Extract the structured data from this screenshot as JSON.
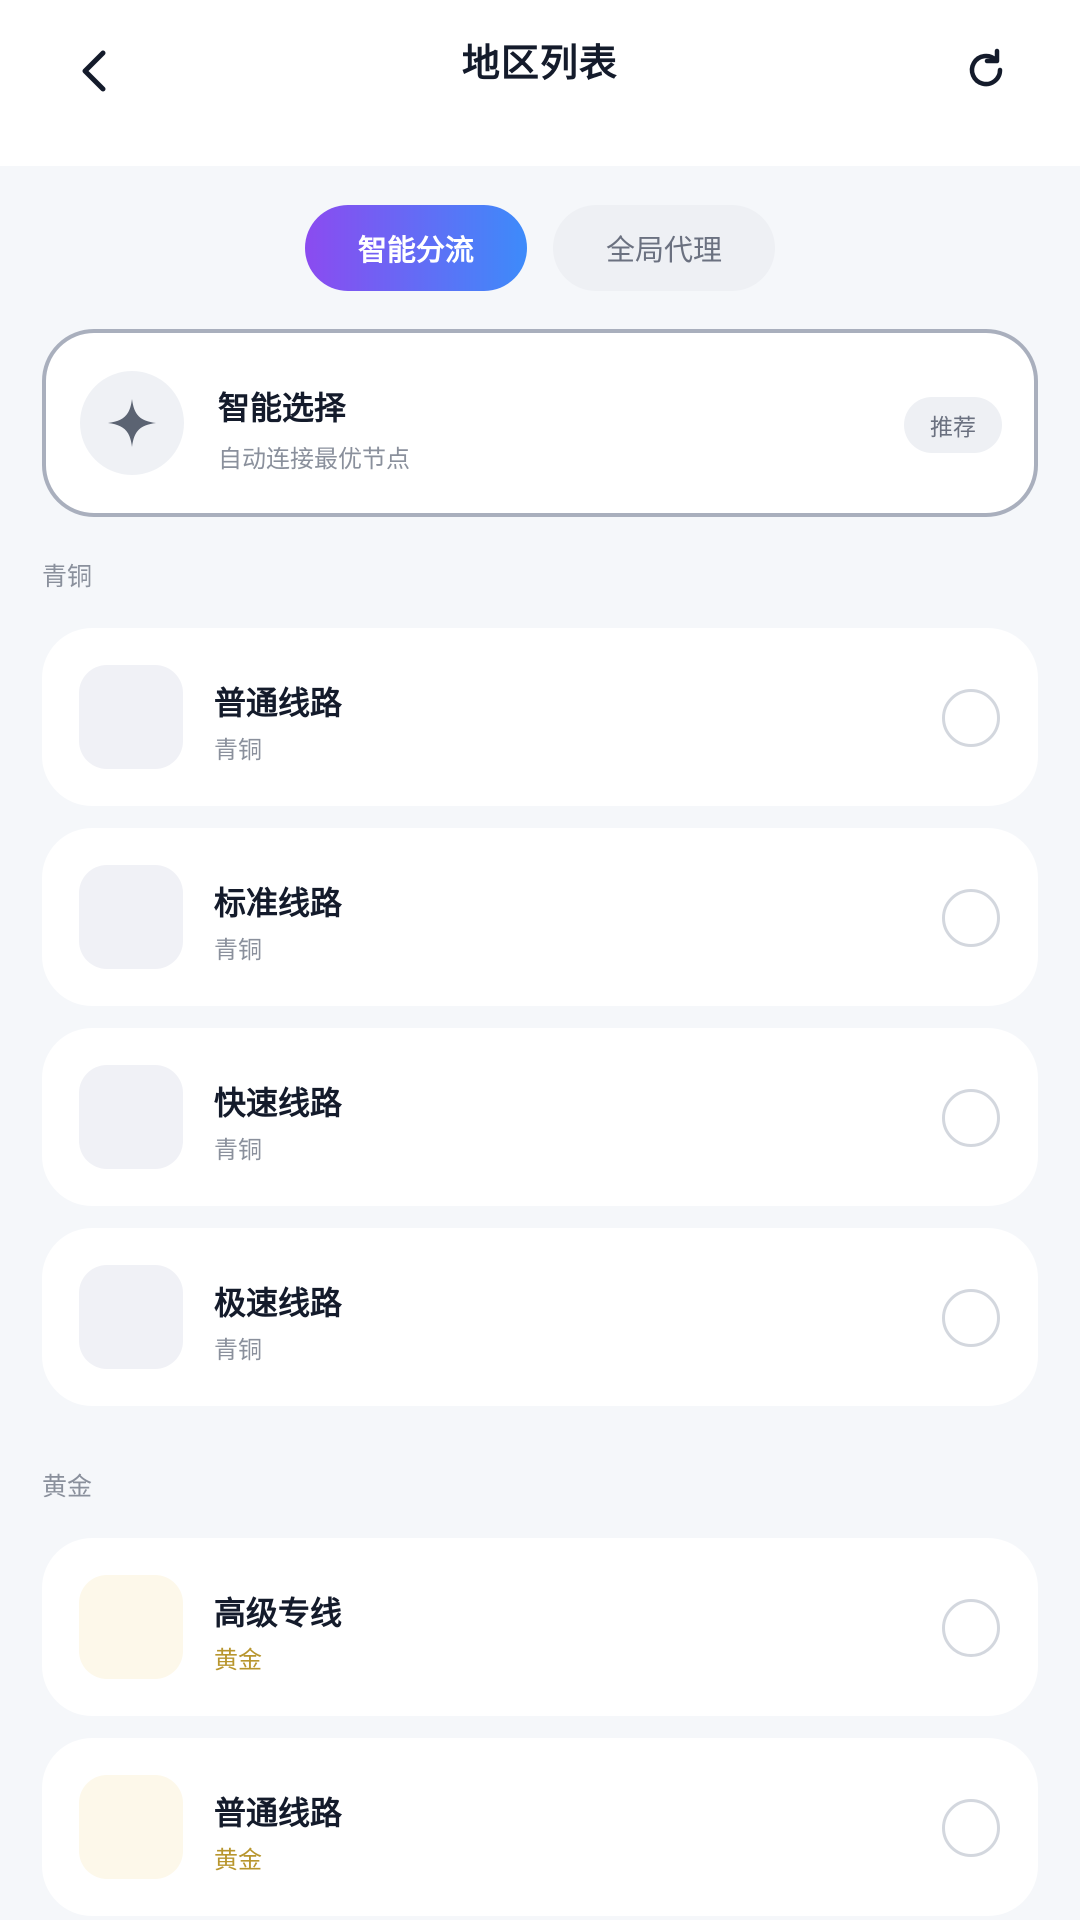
{
  "header": {
    "title": "地区列表",
    "back_icon": "chevron-left-icon",
    "refresh_icon": "refresh-icon"
  },
  "tabs": [
    {
      "label": "智能分流",
      "active": true
    },
    {
      "label": "全局代理",
      "active": false
    }
  ],
  "smart_select": {
    "title": "智能选择",
    "subtitle": "自动连接最优节点",
    "badge": "推荐",
    "icon": "sparkle-icon"
  },
  "sections": [
    {
      "label": "青铜",
      "items": [
        {
          "title": "普通线路",
          "tier": "青铜"
        },
        {
          "title": "标准线路",
          "tier": "青铜"
        },
        {
          "title": "快速线路",
          "tier": "青铜"
        },
        {
          "title": "极速线路",
          "tier": "青铜"
        }
      ]
    },
    {
      "label": "黄金",
      "items": [
        {
          "title": "高级专线",
          "tier": "黄金"
        },
        {
          "title": "普通线路",
          "tier": "黄金"
        }
      ]
    }
  ],
  "colors": {
    "accent_gradient_start": "#8b4bf0",
    "accent_gradient_end": "#3d8bfa",
    "gold_text": "#b8962e",
    "background": "#f5f7fa"
  }
}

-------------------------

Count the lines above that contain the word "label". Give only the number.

4